Part 4: Deterrence
Tuesday, August 25: Morning Edition
Deterrence, the military strategy employed against the Soviet Union during the Cold War, is often raised as an option when discussing the problem of a nuclear Iran. Mike Shuster explores both sides of the debate over deterrence and Iran.

Part 5: Diplomacy
Tuesday, August 25: All Things Considered
NPR’s diplomacy correspondent Michele Kelemen examines the state of U.S. policy toward Iran in the wake of the disputed president election there. Secretary of State Hillary Clinton says the window for engagement is still open, but time is quite limited. Can the U.S. engage with a government whose legitimacy is called into question by millions, and what other choices are on the table?

Part 6: Nuclear Umbrella
Wednesday, August 26: Morning Edition
Should Iran become armed with nuclear weapons, would the U.S. have an obligation to defend non-nuclear allied states in the region? Mike Shuster looks at what countries a nuclear umbrella would hypothetically cover – Saudi Arabia? Egypt?
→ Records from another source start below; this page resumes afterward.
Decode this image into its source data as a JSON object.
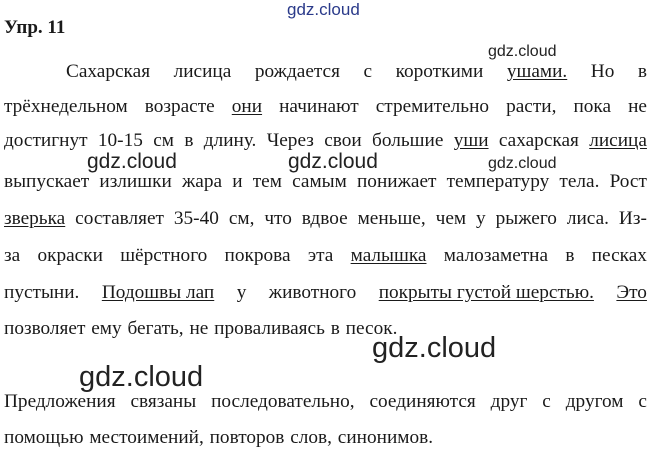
{
  "watermarks": {
    "top": "gdz.cloud",
    "right_1": "gdz.cloud",
    "left_mid": "gdz.cloud",
    "center_mid": "gdz.cloud",
    "right_2": "gdz.cloud",
    "center_big": "gdz.cloud",
    "left_big": "gdz.cloud"
  },
  "exercise": {
    "title": "Упр. 11",
    "lines": [
      [
        "Сахарская",
        "лисица",
        "рождается",
        "с",
        "короткими",
        "ушами.",
        "Но",
        "в"
      ],
      [
        "трёхнедельном",
        "возрасте",
        "они",
        "начинают",
        "стремительно",
        "расти,",
        "пока",
        "не"
      ],
      [
        "достигнут",
        "10-15",
        "см",
        "в",
        "длину.",
        "Через",
        "свои",
        "большие",
        "уши",
        "сахарская",
        "лисица"
      ],
      [
        "выпускает",
        "излишки",
        "жара",
        "и",
        "тем",
        "самым",
        "понижает",
        "температуру",
        "тела.",
        "Рост"
      ],
      [
        "зверька",
        "составляет",
        "35-40",
        "см,",
        "что",
        "вдвое",
        "меньше,",
        "чем",
        "у",
        "рыжего",
        "лиса.",
        "Из-"
      ],
      [
        "за",
        "окраски",
        "шёрстного",
        "покрова",
        "эта",
        "малышка",
        "малозаметна",
        "в",
        "песках"
      ],
      [
        "пустыни.",
        "Подошвы лап",
        "у",
        "животного",
        "покрыты густой шерстью.",
        "Это"
      ],
      [
        "позволяет",
        "ему",
        "бегать,",
        "не",
        "проваливаясь",
        "в",
        "песок."
      ]
    ],
    "conclusion": [
      [
        "Предложения",
        "связаны",
        "последовательно,",
        "соединяются",
        "друг",
        "с",
        "другом",
        "с"
      ],
      [
        "помощью",
        "местоимений,",
        "повторов",
        "слов,",
        "синонимов."
      ]
    ]
  }
}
All Gulf states? – the many issues involved and whether the U.S. would need to station nuclear weapons in the Persian Gulf.

Part 7: Israel
Wednesday, August 26: All Things Considered
Jerusalem correspondent Lourdes Garcia-Navarro takes a closer look at the position of Israel position, as a nuclear weapons state. Would deterrence work between Israel and Iran? Could – and would – Israel attack Iran on its own?

Part 8: Politics
Thursday, August 27: Morning Edition
Excerpts join Morning Edition to discuss whether the domestic political uncertainty in Iran is a game changer when it comes to nuclear weapons. If the hardliners retain control, does the political conflict in Iran speed the acquisition of nuclear capability, or does it interfere with and slow down that process?

Part 9: Regional Response
Thursday, August 27: All Things Considered
What do Saudi Arabia, Egypt and the other Gulf states think about the issue of a nuclear Iran? Middle East correspondent Peter Kenyon examines the relationships between Iran and its neighbors, and the escalating tensions over nuclear armament, politics and oil.